Around the globe, software-intensive organisations shift from plan-based development processes to Agile ones, intending to focus more on team interaction, better products, customers’ needs, and readiness to change.
But how do these organisations succeed with large-scale Agile software transformations – and how do the success factors relate? This has been discussed in the scientific community for several years. Associate Professor Daniel Russo from the Department of Computer Science, Aalborg University in Copenhagen, presents a long-term study, which sheds even more light on factors that make for a successful Agile transformation.
The study was published in the July issue of the world-renowned journal ACM Transactions on Software Engineering and Methodology and has already generated attention from practitioners globally.
Not a TO-DO list
By combining a field study of a large-scale Agile transformation process in the Italian army, including a survey of 190 screened software engineers globally, Daniel Russo has developed an Agile Success Model. In the model, the roles of the stakeholders are clarified, and according to the author, the hope is that practitioners planning an Agile transformation can use the model to gain a deeper understanding of such a process.
- It is essential to say that this is not a to-do list or a recipe on how to be a success. Instead, I see this as a tool for organisations, teams and managers, providing them with an overview of which factors they should primarily focus on when planning or running an Agile transformation, Daniel Russo says.
He highlights the fact that the study is a combination of both qualitative and quantitative analysis. After generating a number of hypotheses in the field, these have been validated through the input from a large group of professionals who use Scrum, the most widespread agile development method, in practice.
No difference between social and technical skills
So, what are the most critical factors leading to project success? According to Daniel Russo, management should prioritise strengthening developers’ skills:
- The failure or success of a software project highly relies on both the social and technical skills of the development team. There is no semantic difference between these sets of skills. Being great at coding is not enough if you lack communication skills – and vice versa. This is a crucial consideration when hiring and setting up training programs.
Teams in Agile frameworks experience a relatively high degree of freedom to self-organise, and communication and collaboration are two pivotal activities in the groups. The study shows that as a consequence, the role of middle management becomes less important.
Top management HAS TO ABANDON control
The study, however, also shows that just hiring socio-techinally skilled developers is not enough. Providing an adequate organisational setting becomes even more critical for project success - and top management has a key role to play in this regard:
- Project success mainly depends on the commitment from top management. Top management has to welcome the fact that they will have to abandon some degree of control over the development after the transformation, Daniel Russo says.
He points out that even though the field study was carried out among professionals who develop mission-critical software for the military, the analysis shows that the model is non-domain specific and can be used both in the development of mission-critical and non-mission-critical systems.
New Scrum guide
The results from Aalborg University supports the new direction of the Scrum Guide 2020, putting much more emphasis on the development side downplaying the role of middle management.
- The update of the guide was not performed following a scholarly investigation.
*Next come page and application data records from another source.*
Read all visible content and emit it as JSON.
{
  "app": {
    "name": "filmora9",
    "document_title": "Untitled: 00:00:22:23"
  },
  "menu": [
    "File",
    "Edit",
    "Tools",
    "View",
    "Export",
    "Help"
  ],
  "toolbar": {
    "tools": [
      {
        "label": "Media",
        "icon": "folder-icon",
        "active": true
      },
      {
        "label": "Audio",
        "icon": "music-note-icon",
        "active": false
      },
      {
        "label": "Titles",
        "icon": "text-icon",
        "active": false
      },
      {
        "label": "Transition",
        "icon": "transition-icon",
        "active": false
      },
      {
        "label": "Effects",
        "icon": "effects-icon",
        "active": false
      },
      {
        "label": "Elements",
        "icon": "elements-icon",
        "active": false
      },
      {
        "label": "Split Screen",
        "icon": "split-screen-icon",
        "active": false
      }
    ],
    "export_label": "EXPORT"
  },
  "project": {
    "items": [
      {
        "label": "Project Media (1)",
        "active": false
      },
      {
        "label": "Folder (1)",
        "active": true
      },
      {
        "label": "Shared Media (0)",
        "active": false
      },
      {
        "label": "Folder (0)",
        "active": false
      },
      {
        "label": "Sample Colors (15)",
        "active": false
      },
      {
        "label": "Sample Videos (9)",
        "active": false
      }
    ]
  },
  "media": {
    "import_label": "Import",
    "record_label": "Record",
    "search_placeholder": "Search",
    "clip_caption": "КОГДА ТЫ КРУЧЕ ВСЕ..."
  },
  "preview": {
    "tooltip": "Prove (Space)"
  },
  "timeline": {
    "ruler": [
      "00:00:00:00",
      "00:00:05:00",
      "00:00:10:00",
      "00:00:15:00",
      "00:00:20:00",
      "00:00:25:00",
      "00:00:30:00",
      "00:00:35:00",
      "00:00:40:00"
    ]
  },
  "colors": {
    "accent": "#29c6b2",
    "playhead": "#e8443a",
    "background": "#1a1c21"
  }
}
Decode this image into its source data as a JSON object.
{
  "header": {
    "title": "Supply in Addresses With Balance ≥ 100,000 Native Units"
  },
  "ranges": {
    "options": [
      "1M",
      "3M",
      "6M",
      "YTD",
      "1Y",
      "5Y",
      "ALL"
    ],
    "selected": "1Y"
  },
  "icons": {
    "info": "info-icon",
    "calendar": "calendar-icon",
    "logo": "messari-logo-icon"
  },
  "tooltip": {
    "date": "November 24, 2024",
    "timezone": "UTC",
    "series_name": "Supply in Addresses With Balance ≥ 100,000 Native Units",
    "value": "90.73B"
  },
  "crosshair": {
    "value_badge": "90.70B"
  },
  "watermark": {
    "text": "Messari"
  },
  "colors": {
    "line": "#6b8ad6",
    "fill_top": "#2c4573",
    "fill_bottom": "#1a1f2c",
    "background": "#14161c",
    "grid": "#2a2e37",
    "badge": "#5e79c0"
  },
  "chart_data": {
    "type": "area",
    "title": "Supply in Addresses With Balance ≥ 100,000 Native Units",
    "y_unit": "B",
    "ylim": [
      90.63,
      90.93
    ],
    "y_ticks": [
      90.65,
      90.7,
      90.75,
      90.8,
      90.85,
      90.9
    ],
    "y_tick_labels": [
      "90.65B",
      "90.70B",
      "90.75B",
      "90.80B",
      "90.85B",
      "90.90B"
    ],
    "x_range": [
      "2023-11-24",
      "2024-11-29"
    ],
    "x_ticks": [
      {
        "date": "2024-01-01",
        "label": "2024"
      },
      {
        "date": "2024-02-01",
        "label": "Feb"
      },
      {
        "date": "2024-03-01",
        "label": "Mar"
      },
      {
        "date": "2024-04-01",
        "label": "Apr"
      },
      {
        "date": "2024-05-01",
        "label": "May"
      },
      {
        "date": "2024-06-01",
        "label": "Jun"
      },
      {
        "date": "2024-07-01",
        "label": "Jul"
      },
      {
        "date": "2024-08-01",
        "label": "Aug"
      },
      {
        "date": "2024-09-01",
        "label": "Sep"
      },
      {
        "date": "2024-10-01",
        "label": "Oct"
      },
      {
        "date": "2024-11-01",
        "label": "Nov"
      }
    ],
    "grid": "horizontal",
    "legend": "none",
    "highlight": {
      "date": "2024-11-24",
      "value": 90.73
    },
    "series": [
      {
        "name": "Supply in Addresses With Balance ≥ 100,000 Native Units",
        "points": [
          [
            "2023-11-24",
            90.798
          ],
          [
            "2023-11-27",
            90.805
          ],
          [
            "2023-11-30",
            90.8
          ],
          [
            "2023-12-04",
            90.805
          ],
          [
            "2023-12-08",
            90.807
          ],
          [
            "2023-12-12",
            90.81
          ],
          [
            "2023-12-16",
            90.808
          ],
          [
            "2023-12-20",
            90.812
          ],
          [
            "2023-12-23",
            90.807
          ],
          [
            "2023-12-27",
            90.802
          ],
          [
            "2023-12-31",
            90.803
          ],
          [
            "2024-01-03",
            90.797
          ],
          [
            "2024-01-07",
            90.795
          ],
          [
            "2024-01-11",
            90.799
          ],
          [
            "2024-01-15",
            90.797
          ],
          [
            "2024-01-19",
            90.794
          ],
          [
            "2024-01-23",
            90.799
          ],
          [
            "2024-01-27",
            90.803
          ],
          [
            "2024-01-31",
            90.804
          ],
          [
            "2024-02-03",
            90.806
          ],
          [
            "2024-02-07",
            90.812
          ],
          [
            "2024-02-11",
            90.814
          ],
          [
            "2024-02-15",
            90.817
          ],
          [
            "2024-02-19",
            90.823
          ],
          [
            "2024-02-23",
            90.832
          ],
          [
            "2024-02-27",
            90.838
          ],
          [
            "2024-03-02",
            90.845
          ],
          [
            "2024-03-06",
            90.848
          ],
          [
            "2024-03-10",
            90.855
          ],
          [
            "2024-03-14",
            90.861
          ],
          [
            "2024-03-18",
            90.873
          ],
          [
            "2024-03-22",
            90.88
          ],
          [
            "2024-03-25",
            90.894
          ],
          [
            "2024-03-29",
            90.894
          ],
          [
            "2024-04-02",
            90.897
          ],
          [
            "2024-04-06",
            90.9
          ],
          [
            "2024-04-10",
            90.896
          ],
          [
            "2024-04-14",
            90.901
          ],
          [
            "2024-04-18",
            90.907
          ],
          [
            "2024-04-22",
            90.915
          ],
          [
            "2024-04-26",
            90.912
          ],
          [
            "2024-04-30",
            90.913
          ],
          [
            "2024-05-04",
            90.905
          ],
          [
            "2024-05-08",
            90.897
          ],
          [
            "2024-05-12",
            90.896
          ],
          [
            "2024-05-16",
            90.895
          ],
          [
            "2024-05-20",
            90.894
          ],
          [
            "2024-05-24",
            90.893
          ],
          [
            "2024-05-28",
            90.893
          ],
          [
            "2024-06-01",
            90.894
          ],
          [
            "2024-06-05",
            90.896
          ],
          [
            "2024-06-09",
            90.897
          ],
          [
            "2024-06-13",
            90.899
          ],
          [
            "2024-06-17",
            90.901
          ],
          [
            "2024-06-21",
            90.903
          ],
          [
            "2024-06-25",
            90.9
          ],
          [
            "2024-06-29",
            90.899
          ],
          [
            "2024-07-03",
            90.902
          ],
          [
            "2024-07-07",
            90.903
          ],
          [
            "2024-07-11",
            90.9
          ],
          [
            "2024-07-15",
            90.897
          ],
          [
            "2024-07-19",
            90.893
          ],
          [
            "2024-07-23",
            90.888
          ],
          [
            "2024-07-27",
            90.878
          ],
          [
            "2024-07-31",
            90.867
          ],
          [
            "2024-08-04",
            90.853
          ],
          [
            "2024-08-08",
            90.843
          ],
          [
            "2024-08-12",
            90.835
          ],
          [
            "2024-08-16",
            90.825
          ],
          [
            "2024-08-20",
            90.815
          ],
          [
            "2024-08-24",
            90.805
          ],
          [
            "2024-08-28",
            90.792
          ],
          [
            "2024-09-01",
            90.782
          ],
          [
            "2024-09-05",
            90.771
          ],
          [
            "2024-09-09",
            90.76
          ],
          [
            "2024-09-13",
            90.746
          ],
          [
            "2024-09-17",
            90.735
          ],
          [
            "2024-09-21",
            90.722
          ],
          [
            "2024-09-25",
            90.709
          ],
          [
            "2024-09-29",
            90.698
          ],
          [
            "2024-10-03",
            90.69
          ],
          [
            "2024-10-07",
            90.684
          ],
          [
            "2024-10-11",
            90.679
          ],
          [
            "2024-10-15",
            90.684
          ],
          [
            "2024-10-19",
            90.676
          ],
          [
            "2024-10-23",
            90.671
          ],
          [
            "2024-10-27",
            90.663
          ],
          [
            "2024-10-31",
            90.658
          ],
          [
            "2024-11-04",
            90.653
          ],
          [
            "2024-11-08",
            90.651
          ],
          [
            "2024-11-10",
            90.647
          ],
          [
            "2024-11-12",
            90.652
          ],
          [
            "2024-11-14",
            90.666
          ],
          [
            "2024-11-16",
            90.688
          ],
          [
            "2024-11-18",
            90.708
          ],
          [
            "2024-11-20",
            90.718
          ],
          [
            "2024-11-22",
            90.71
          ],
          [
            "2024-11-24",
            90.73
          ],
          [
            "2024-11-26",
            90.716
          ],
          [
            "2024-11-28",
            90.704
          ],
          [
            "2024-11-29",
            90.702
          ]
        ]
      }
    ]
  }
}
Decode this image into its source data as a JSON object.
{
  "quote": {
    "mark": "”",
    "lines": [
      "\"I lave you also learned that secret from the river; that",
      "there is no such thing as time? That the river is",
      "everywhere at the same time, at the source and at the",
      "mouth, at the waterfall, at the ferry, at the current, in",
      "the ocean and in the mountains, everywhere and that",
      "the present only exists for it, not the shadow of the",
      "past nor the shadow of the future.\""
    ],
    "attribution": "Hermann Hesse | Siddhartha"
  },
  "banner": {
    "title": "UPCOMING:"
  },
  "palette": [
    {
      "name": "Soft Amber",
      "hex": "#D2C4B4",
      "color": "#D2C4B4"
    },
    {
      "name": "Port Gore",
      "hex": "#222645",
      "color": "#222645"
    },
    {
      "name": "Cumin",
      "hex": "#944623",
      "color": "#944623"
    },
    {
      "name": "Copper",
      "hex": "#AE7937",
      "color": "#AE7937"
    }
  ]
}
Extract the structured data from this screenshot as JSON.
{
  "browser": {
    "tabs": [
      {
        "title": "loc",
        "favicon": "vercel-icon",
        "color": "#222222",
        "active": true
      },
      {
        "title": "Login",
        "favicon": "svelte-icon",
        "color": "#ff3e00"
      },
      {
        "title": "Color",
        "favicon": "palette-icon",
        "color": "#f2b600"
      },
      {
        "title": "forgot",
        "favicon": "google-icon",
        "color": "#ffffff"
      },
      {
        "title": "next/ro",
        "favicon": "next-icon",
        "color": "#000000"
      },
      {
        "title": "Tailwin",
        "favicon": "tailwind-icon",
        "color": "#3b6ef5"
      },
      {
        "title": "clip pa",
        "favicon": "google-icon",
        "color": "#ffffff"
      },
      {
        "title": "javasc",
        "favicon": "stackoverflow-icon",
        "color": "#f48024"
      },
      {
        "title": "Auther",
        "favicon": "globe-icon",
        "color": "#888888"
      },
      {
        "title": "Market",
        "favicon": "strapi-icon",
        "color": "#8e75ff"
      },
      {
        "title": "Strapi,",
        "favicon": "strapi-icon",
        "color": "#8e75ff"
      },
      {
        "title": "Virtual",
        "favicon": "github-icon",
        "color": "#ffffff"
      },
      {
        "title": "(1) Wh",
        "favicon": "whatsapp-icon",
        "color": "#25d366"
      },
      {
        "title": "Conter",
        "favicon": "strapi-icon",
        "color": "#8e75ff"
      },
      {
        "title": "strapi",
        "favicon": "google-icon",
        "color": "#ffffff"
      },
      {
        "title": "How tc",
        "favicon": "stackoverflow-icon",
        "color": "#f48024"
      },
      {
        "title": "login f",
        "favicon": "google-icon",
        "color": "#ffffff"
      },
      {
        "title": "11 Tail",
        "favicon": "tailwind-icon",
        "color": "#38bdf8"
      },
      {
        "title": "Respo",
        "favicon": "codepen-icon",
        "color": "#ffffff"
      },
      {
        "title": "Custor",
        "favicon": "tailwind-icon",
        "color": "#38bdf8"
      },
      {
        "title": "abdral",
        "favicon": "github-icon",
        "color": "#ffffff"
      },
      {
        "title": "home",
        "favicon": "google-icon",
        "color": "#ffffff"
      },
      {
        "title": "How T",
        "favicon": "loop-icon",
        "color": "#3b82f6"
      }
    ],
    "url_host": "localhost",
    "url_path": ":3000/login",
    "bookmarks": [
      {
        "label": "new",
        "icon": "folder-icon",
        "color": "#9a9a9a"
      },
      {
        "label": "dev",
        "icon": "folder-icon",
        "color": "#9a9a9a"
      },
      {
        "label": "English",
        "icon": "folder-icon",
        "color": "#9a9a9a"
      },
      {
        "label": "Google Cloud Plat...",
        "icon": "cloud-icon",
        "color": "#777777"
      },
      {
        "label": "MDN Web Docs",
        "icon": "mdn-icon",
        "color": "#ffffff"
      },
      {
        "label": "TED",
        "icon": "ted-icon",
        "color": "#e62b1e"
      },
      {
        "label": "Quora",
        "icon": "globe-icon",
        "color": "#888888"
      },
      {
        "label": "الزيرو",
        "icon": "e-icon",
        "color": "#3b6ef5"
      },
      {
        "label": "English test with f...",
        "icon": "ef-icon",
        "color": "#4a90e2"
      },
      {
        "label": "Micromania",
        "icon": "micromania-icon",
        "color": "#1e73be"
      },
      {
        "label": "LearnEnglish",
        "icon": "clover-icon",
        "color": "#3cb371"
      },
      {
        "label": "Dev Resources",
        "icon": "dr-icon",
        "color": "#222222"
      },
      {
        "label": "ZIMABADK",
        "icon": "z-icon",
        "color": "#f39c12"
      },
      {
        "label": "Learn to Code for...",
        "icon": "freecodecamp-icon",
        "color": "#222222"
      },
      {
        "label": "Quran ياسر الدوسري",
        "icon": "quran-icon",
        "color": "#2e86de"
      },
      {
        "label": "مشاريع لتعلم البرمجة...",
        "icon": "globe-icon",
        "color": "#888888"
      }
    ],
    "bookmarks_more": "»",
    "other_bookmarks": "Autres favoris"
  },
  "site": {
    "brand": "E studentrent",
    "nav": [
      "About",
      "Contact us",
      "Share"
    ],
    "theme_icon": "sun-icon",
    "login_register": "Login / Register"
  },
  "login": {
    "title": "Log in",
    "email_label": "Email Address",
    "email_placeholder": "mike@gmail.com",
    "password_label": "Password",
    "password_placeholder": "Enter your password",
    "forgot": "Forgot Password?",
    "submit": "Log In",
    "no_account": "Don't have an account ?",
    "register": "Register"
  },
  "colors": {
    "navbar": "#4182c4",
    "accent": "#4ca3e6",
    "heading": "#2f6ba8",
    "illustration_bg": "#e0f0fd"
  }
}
In this perspective, our study is an important contribution to the practitioner’s community by backing up the experience-based update of the most used Agile method, Daniel Russo says.
WHAT IS NEXT
Based on the evidence currently being collected, Daniel Russo, with a team of practitioners, is working to improve Scrum teams effectiveness through an evidence-based freely available self-diagnosis tool already used by more than 5.000 teams: www.scrumteamsurvey.org
Daniel Russo: The Agile Success Model: A Mixed Methods Study of a Large-Scale Agile Transformation, ACM Transactions on Software Engineering and Methodology, 30(4), 45 pp. 2021.
What Makes Agile Transformations Successful? (Medium article).
Scrum Team Effectiveness (Interview on YouTube).